While teaching a recent GCSE physics class about the transformation of energy, Dominic Moorhouse illustrated his lesson by recounting how a Challenger 2 battle tank converts chemical energy, in the form of diesel, into electrical energy as it powers up and, finally, kinetic energy as it hits the road.
What might have been a run-of-the-mill science lesson became, for the students at the West Sussex all-boys school where Moorhouse works, something altogether more exciting.
"If you demonstrate how a subject is used, you show that it's more than something to be memorised for a test," he says. "And boys love army things."
Moorhouse was drawing on his 20 years' experience as a mechanical engineer in the army. He didn't train to be a teacher until he was 49 – and didn't begin teaching until he was 51. Though his age made him unusual among his fellow trainee teachers, it also, he says, offered an advantage: "I can talk about how science is used in the real world."
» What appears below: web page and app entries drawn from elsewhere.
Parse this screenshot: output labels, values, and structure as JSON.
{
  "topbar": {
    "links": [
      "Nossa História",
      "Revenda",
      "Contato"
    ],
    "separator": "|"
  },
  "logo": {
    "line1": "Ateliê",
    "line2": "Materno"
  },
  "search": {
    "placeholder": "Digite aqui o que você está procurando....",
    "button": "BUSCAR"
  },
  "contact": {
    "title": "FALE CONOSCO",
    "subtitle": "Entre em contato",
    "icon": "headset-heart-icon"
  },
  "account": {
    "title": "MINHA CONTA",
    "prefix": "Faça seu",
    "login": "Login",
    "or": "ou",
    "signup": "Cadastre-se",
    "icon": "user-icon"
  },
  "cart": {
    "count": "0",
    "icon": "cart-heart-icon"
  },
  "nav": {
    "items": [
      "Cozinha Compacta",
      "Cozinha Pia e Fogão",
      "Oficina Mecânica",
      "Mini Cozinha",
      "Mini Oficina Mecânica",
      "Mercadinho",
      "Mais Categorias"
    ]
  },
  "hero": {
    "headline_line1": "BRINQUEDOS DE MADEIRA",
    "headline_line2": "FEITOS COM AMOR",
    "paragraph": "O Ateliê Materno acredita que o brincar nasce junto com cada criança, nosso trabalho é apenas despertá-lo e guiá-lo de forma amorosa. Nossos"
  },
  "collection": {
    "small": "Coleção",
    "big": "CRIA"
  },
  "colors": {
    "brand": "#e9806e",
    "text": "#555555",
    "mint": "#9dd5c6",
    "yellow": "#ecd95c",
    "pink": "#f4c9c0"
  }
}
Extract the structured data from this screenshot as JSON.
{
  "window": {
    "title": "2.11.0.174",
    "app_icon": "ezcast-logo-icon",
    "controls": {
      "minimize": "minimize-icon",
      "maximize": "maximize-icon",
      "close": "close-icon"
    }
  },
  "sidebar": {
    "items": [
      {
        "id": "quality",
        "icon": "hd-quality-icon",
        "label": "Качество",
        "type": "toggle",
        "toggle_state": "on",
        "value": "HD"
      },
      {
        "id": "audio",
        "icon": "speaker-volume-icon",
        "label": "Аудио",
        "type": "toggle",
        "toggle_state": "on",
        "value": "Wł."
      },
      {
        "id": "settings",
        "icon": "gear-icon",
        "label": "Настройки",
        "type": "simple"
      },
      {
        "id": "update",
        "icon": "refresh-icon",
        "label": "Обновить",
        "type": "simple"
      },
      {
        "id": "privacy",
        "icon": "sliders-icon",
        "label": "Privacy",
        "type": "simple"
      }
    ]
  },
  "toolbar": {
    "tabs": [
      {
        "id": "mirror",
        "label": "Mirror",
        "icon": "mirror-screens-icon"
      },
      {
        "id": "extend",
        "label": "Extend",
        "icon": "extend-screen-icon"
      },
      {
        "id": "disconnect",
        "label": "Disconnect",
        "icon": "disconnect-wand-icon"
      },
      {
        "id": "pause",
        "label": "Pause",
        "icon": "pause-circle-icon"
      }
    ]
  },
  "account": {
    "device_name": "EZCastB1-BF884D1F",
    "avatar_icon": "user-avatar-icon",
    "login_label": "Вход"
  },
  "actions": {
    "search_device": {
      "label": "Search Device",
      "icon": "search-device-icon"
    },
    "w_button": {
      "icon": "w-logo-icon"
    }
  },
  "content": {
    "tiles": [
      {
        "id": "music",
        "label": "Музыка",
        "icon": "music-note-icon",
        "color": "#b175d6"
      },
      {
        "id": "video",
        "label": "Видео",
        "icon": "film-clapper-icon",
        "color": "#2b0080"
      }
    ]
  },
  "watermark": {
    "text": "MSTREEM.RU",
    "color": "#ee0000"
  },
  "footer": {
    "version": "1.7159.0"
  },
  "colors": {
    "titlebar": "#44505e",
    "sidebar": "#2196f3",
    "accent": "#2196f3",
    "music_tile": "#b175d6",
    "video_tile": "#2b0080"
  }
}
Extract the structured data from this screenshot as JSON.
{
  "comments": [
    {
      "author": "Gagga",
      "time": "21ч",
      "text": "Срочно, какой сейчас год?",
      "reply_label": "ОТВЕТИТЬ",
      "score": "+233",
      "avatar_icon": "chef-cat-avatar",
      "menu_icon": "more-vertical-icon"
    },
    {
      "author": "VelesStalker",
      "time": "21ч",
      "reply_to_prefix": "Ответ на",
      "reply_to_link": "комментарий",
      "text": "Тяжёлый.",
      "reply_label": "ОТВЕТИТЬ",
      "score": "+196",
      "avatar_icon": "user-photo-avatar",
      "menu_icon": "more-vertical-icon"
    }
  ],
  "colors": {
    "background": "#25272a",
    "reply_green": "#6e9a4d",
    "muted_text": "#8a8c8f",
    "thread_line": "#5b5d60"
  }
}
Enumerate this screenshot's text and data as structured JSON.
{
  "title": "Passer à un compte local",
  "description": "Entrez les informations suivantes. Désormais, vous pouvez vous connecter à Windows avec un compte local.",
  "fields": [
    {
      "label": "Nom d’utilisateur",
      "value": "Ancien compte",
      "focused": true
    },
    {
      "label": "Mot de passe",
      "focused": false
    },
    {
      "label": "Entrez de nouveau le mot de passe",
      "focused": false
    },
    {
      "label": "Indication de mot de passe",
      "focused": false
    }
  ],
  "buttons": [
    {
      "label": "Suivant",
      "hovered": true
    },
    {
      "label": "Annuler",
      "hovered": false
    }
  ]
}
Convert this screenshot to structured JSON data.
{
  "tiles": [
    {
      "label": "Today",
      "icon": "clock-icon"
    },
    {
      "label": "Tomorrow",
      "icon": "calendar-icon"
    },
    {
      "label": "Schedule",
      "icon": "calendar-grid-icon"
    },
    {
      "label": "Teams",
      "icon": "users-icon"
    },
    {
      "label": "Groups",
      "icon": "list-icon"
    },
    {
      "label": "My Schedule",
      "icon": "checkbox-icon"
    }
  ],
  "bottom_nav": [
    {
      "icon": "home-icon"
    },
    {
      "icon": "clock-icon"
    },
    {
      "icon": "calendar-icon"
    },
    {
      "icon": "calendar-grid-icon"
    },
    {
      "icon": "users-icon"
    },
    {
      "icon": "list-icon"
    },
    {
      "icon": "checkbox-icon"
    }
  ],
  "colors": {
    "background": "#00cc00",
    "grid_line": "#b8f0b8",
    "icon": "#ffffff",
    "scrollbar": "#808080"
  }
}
James Williams, a lecturer in science education at Sussex University, says an increasing number are coming to the profession late in life. "The average student used to be in their 20s," Williams says. "Now they're in their 30s, with some in their 50s."
Still, if the Government followed through on a proposal this week to encourage retirees to retrain and undertake second careers in education, it would initiate a dramatic shift in the profile of the typical teacher. Currently, nearly a third of teachers are under 30.
Even at 53, Moorhouse is a decade younger than the pensioners who'd be targeted under the "Teach Seniors" scheme reportedly put forward by the Conservative Party's influential 2020 Group of MPs.
Reaction to that proposal has been mixed. Training teachers is an investment; in England, nearly 40 per cent of new starters leave the state system within six months. The older the teacher, the shorter his or her potential career. Christine Blower, the general secretary of the National Union of Teachers, has declared it to be "blatantly impractical".
Nonetheless, is there something to be said for embracing more teachers with the gravitas, the wisdom, that age can bring?
Maria Warren, 65, believes so. She retired from teaching secondary physics aged 56. Within a year, she became restless. Now she teaches at the Royal Hospital School in Suffolk – and has no plans to stop soon.
"There's a respect for older people," she says. "Pupils listen to you in a way they might not otherwise."
She does, however, warn that the physical demands of the job are considerable: "Teachers work all hours God sends. If you have experience, you'll have coping strategies – if you're just starting, you'll need a lot of energy."
Meanwhile, Jonathan Allen, of the University of London's Institute of Education, warns that there can be a tendency, among late starters, to assume that teaching is an act of benevolence – rather than a full-time job with all the demands of one.
Allen says: "You get some who talk in terms of 'giving back to society', when in fact they should be thinking of it as a career in itself, in which they will be working with other professionals."
Another potential problem is presented by the shift in classroom culture that has occurred over the past few decades. The rise of social media and the ubiquity of mobile technology among students has created a whole new sphere of interaction. Bullying, for instance, occurs not just in the playground – but online, too.
For pensioner trainees entering the classroom for the first time since they were pupils themselves, this could be disorientating, cautions Williams. "Kids can seem like foreigners," he says. "The language is different, their priorities are different."
The flipside, he says, is that in fact a bit of generational distance is not necessarily a bad thing. A teacher so tech-savvy that they live-tweet a Friday night out is unlikely to command as much respect. "You get the teachers who are so young and in tune with students that they end up seeming more like a friend than an authority figure," he says.
Ultimately, of course, what separates good teachers from the bad one is not just age, or physical stamina, or familiarity with technology. It is their ability to teach, to fire the imagination of the pupils – a quality they will either have, or not, regardless of age.
As Maria Warren puts it: "Do pensioners have something to offer? Well, that just depends on which pensioner you mean."Reuse content